-- WHAT TO DO --
What you produce should match the records below precisely, except that images are removed.

^^^^^^^^^^^^^^^^

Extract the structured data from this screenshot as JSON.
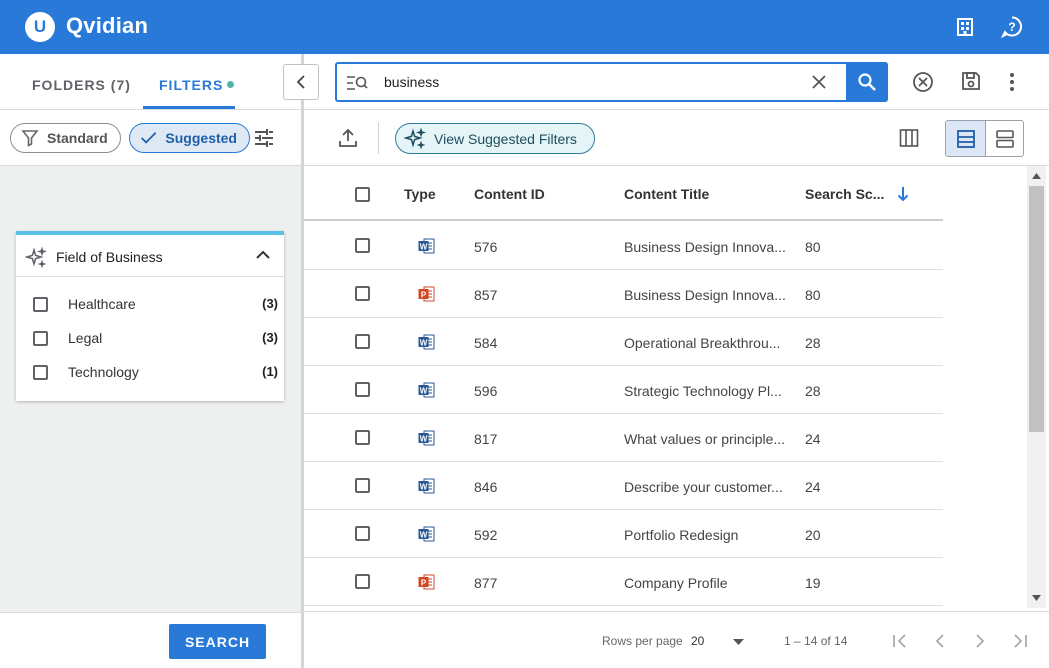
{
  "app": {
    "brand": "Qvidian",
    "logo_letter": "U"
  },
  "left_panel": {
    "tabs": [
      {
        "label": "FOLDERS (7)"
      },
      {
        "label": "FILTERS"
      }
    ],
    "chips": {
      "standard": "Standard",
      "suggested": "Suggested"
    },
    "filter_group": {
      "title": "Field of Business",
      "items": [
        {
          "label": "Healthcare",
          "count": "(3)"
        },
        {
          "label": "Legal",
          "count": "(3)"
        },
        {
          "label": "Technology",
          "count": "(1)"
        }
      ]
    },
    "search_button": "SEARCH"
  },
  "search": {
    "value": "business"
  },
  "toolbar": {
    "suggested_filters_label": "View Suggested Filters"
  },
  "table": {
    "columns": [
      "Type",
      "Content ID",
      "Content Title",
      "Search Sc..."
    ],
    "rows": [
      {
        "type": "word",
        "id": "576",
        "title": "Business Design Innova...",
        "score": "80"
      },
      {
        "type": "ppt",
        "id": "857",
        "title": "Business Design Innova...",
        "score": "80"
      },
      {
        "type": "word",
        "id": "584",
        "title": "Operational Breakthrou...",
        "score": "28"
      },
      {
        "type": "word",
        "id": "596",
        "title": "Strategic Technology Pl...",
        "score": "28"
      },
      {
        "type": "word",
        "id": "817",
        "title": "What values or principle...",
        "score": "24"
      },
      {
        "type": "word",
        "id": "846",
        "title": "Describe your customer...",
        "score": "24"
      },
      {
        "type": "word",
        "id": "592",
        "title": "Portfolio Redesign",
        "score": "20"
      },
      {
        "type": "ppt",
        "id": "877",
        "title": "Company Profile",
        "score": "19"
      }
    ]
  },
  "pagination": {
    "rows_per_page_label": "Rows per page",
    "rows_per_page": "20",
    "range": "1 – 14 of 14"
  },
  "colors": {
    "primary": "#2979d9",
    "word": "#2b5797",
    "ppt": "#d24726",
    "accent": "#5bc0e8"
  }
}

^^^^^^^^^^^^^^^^

-- OUTPUT FOR THIS EXERCISE --
Extract the structured data from this screenshot as JSON.
{
  "app": {
    "brand": "Qvidian",
    "logo_letter": "U"
  },
  "left_panel": {
    "tabs": [
      {
        "label": "FOLDERS (7)"
      },
      {
        "label": "FILTERS"
      }
    ],
    "chips": {
      "standard": "Standard",
      "suggested": "Suggested"
    },
    "filter_group": {
      "title": "Field of Business",
      "items": [
        {
          "label": "Healthcare",
          "count": "(3)"
        },
        {
          "label": "Legal",
          "count": "(3)"
        },
        {
          "label": "Technology",
          "count": "(1)"
        }
      ]
    },
    "search_button": "SEARCH"
  },
  "search": {
    "value": "business"
  },
  "toolbar": {
    "suggested_filters_label": "View Suggested Filters"
  },
  "table": {
    "columns": [
      "Type",
      "Content ID",
      "Content Title",
      "Search Sc..."
    ],
    "rows": [
      {
        "type": "word",
        "id": "576",
        "title": "Business Design Innova...",
        "score": "80"
      },
      {
        "type": "ppt",
        "id": "857",
        "title": "Business Design Innova...",
        "score": "80"
      },
      {
        "type": "word",
        "id": "584",
        "title": "Operational Breakthrou...",
        "score": "28"
      },
      {
        "type": "word",
        "id": "596",
        "title": "Strategic Technology Pl...",
        "score": "28"
      },
      {
        "type": "word",
        "id": "817",
        "title": "What values or principle...",
        "score": "24"
      },
      {
        "type": "word",
        "id": "846",
        "title": "Describe your customer...",
        "score": "24"
      },
      {
        "type": "word",
        "id": "592",
        "title": "Portfolio Redesign",
        "score": "20"
      },
      {
        "type": "ppt",
        "id": "877",
        "title": "Company Profile",
        "score": "19"
      }
    ]
  },
  "pagination": {
    "rows_per_page_label": "Rows per page",
    "rows_per_page": "20",
    "range": "1 – 14 of 14"
  },
  "colors": {
    "primary": "#2979d9",
    "word": "#2b5797",
    "ppt": "#d24726",
    "accent": "#5bc0e8"
  }
}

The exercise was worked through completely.